Using a cast iron skillet is a cooking method meant to go beyond the four walls of your kitchen. In fact, at KUDU Grills, we believe the cast iron skillet thrives over the open fire more than anywhere else. And with the KUDU, the grill and your cast iron skillet will get on like a house on fire.
A cast iron skillet is exceptionally versatile, and it’s about to become your next must-have in outdoor cookware. Or at least after you’ve allowed us to explain its wonders. Here are a few tips and tricks for how to use a cast-iron skillet on the grill
Bring the Heat, Your Cast Iron Can Take it
Before you start tossing ingredients into your cast iron skillet, you need to heat it as you would over your stovetop. Let the pan heat up over the open fire for a good couple of minutes before starting your cooking process.
Cast irons have a remarkable ability to absorb and distribute heat evenly, allowing your meals to stay warmer for longer. And even when you remove the skillet from the direct heat source, it will retain the hottest temperature for as long as possible.
And by making use of the KUDU Grill rotation stands, you can rotate your cast iron skillet to grill your food on low and high cooking temperatures. The added bonus?; you can cook multiple dishes all at the same time! Hello, multitasking!
So, you can say goodbye to your food getting cold or running back and forth into the kitchen when you use the KUDU Grill and your cast iron skillet.
Check out our step-by-step ‘how-to’ video below to see how you can achieve this:
You Can Leave Your Stove Off for the Summer
And your next question is probably, ‘Well, what do I make in a cast iron skillet?’. The answer is EVERYTHING! When we said that the cast iron skillet is versatile, we meant it. You can cook breakfast, lunch, dinner and even bake in your cast iron skillet, right over the open fire. This makes preparing meals in summer that much more enjoyable.
No more slaving away in the hot kitchen and waiting on your homemade bread to rise in the oven. With a cast iron pan, you can make your delicious loaf on the grill. And if you’re feeling fancy, maybe even grandma’s famous apple pie.
Just keep in mind that grills create more intense heat at the bottom of a cast iron pan.
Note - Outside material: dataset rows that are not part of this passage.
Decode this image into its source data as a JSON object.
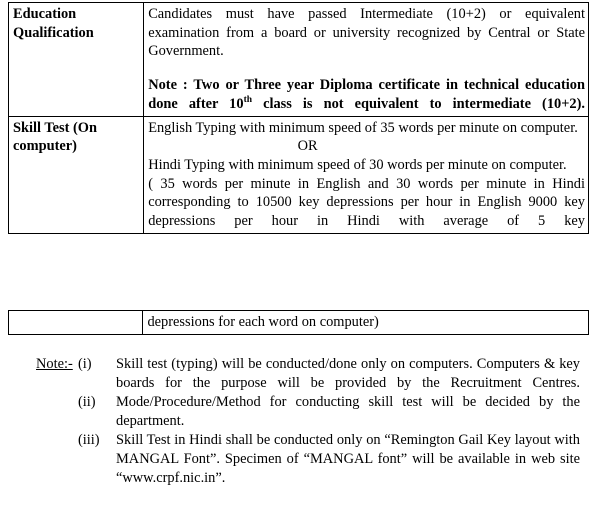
{
  "document": {
    "type": "recruitment-eligibility-table",
    "table_rows": [
      {
        "label": "Education Qualification",
        "label_line1": "Education",
        "label_line2": "Qualification",
        "paragraphs": [
          "Candidates must have passed Intermediate (10+2) or equivalent examination from a board or university recognized by Central or State Government.",
          "Note : Two or Three year Diploma certificate in technical education done after 10th class is not equivalent    to intermediate (10+2)."
        ],
        "note_parts": {
          "before_sup": "Note : Two or Three year Diploma certificate in technical education done after 10",
          "sup": "th",
          "after_sup": " class is not equivalent    to intermediate (10+2)."
        }
      },
      {
        "label": "Skill Test (On computer)",
        "label_line1": "Skill    Test    (On",
        "label_line2": "computer)",
        "lines": [
          "English Typing with minimum speed of 35 words per minute on computer.",
          "OR",
          "Hindi Typing with minimum speed of 30 words per minute on computer.",
          "( 35 words per minute in English and 30 words per minute in Hindi corresponding to 10500 key depressions per hour in English 9000 key depressions per hour in Hindi with average of 5 key"
        ]
      },
      {
        "label": "",
        "lines": [
          "depressions for each word on computer)"
        ]
      }
    ]
  },
  "notes": {
    "heading": "Note:-",
    "items": [
      {
        "numeral": "(i)",
        "text": "Skill test (typing) will be conducted/done only on computers. Computers & key boards for the purpose will be provided by the Recruitment Centres."
      },
      {
        "numeral": "(ii)",
        "text": "Mode/Procedure/Method for conducting skill test will be decided by the department."
      },
      {
        "numeral": "(iii)",
        "text": "Skill Test in Hindi shall be conducted only on “Remington Gail Key layout with MANGAL Font”. Specimen of “MANGAL font” will be available in  web site “www.crpf.nic.in”."
      }
    ]
  },
  "colors": {
    "text": "#000000",
    "border": "#000000",
    "background": "#ffffff"
  }
}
So, you may still want to stick to using the oven for baking your sponge cakes.
The Secret to Seasoning Your Cast Iron Skillet
Seasoning is the process of heating oil in your cast iron skillet to bond onto the metal through a process called ‘polymerization’. This results in forming a non-stick kind of layer, also known as the pan’s ‘seasoning.’
Our secret to seasoning your cast iron pan involves some flax-seed oil (or any oil with a high smoke point) and the heat of your oven. Rub a thin layer of oil on the inside and outside of your pan. After that, place it upside down in your oven (set at 400 degrees). And then let the cookware bake for at least one hour.
During The Cookout, Things Will Get Heated
On the grill, cast iron can become extremely hot. And the average kitchen towel will not protect your hands from this kind of heat. Leather grilling gloves could help, but you may need several layers to prevent yourself from burning.
It’s often best to leave hot cast iron where it is and give it a chance to cool down before handling.
Cast Iron Grilling Made Simple With The KUDU:
Our online shop has everything an outdoor cooking enthusiast could need, including the legendary KUDU Cast Iron Pan. And like we said, the KUDU and the cast iron pan are made for each other, because it makes grilling so convenient and straightforward.
You can also get your meals done quicker so you can feed the eager bellies of your guests. For example, if you’re grilling skirt steak for tacos and want some refried beans to go on the side. You can save time and make them in your cast iron pan right next to that steak!
Is there anything else on the menu? As long as you have more than one cast iron skillet, you can get all of your ingredients going simultaneously with the KUDU. So while you’re searing your meat, you could be boiling a broth and grilling more delicate foods like vegetables, all at the same time.